Published to Oxford Scholarship Online: September 2013

DOI: 10.1093/acprof:oso/9780199605002.001.0001

Show Summary Details
Page of

PRINTED FROM OXFORD SCHOLARSHIP ONLINE (www.oxfordscholarship.com). (c) Copyright Oxford University Press, 2018. All Rights Reserved. Under the terms of the licence agreement, an individual user may print out a PDF of a single chapter of a monograph in OSO for personal use (for details see www.oxfordscholarship.com/page/privacy-policy).date: 23 October 2018

Conclusion

Conclusion

Rewriting Odysseys

Chapter:
(p.254) (p.255) Conclusion
Source:
Black Odysseys
Author(s):

Justine McConnell

Publisher:
Oxford University Press
DOI:10.1093/acprof:oso/9780199605002.003.0009

This closing chapter concludes that anticolonial and postcolonial responses to the Odyssey cannot be homogenized; there is no single ‘postcolonial response’ to Homer, rather a multitude of diverse responses and ‘receptions’. The Odyssey has inspired such a large number of responses throughout history because of the ‘adaptability’of its hero and his adventures. It has been important to many postcolonial writers for these reasons, but in addition, specifically because its story is inherently one of proto-colonialism, of dislocation from home, and from one’s identity, of struggle against the unfamiliar, and even of sympathy for that ‘other’. The Homeric Odyssey contains these themes, but it has taken anticolonial writers to reinvigorate them with new and powerful resonances.

Keywords:   proto-colonialism, home, postcolonial, adaptability, reception

Oxford Scholarship Online requires a subscription or purchase to access the full text of books within the service. Public users can however freely search the site and view the abstracts and keywords for each book and chapter.

Please, subscribe or login to access full text content.

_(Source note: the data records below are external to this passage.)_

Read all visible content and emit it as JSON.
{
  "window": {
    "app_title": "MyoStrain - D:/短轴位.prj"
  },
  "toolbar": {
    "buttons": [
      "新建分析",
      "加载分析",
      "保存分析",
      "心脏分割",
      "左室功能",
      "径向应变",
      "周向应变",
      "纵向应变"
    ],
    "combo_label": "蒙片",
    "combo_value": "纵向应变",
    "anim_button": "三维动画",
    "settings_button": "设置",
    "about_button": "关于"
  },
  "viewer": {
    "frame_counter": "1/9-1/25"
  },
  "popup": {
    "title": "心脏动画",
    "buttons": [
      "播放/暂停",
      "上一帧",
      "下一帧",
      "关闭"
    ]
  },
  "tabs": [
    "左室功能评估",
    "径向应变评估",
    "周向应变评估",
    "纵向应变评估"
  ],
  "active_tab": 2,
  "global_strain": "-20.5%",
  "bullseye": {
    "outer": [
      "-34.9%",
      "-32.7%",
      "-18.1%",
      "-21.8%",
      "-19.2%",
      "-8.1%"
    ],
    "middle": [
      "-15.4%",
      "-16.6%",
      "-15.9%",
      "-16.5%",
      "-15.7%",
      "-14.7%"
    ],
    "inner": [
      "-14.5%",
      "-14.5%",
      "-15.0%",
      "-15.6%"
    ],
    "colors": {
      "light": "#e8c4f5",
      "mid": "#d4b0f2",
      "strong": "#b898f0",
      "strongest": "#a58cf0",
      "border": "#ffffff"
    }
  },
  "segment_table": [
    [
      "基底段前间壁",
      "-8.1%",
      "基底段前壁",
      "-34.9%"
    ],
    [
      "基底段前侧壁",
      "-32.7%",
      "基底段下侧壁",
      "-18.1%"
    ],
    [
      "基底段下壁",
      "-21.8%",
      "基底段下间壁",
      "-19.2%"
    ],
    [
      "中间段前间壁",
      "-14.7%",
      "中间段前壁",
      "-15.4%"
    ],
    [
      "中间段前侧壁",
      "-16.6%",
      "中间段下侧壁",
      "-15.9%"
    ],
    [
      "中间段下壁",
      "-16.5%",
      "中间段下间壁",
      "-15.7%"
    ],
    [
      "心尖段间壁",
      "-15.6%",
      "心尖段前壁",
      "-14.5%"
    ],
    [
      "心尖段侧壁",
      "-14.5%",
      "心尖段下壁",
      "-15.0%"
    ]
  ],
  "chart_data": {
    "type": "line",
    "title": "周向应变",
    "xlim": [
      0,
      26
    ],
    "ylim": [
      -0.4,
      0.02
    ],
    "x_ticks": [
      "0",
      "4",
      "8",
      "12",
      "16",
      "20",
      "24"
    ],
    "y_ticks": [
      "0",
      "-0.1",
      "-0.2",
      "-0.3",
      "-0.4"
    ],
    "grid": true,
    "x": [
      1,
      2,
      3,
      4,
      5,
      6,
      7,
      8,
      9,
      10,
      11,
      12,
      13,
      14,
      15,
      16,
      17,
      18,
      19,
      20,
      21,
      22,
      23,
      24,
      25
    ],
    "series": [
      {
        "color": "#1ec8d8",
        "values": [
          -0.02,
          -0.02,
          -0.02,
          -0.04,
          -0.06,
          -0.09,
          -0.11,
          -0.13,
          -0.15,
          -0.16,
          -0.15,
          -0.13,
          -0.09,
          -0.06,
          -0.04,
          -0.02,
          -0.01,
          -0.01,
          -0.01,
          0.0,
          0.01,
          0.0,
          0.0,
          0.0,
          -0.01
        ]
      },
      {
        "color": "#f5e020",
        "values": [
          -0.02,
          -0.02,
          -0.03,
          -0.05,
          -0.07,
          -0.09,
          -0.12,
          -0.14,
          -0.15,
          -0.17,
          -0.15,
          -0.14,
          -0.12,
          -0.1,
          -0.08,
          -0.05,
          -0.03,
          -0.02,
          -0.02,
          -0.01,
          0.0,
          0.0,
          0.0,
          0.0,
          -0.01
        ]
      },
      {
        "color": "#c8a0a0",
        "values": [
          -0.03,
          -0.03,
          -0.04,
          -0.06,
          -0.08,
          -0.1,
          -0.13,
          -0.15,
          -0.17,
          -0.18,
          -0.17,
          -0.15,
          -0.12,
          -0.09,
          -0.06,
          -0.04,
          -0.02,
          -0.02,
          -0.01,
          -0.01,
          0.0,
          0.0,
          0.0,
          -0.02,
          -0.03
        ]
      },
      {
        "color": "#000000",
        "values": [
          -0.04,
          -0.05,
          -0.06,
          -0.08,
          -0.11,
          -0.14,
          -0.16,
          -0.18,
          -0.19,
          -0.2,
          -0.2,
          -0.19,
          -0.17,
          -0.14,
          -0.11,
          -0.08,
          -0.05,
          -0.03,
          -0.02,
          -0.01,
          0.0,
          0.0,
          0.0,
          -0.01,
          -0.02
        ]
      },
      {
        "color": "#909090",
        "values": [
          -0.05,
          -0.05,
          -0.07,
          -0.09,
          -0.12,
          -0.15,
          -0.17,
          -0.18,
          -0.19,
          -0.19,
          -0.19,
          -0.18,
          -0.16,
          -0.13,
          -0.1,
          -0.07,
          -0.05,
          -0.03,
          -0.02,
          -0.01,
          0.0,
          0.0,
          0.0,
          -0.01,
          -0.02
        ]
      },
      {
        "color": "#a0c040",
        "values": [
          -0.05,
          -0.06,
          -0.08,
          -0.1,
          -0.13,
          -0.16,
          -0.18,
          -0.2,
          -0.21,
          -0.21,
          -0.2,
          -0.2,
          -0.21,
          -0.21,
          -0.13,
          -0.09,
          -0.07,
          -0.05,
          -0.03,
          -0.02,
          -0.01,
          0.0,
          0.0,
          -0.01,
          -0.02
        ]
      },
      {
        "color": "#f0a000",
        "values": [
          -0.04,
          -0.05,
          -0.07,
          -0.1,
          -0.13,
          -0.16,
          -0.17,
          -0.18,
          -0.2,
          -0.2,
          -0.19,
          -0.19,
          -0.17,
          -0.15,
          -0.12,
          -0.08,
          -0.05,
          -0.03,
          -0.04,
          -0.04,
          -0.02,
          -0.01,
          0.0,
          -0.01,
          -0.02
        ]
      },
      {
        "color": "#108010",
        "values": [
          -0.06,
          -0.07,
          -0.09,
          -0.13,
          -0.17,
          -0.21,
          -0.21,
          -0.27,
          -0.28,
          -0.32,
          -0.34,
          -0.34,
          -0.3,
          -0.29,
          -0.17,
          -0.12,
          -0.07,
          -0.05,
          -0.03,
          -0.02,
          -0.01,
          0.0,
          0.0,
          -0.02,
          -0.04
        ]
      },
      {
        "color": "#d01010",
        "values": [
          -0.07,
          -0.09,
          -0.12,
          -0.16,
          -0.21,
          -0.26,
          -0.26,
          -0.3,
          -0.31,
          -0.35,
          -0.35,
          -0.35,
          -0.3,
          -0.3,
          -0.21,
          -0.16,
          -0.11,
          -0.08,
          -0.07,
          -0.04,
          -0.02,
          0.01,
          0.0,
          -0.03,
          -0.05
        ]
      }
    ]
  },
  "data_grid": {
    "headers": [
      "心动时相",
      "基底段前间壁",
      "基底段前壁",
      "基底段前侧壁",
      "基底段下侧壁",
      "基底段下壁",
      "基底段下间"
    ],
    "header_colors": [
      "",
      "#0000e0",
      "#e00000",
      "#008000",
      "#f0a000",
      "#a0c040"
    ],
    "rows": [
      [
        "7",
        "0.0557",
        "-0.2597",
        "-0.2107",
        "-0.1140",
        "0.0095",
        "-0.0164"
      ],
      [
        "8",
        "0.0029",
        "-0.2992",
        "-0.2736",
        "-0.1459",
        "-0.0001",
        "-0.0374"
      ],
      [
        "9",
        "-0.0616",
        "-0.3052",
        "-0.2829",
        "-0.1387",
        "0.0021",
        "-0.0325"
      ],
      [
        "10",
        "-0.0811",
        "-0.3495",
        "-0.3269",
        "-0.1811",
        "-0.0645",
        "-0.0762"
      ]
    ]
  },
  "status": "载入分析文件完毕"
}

If you think you should have access to this title, please contact your librarian.

To troubleshoot, please check our FAQs , and if you can't find the answer there, please contact us .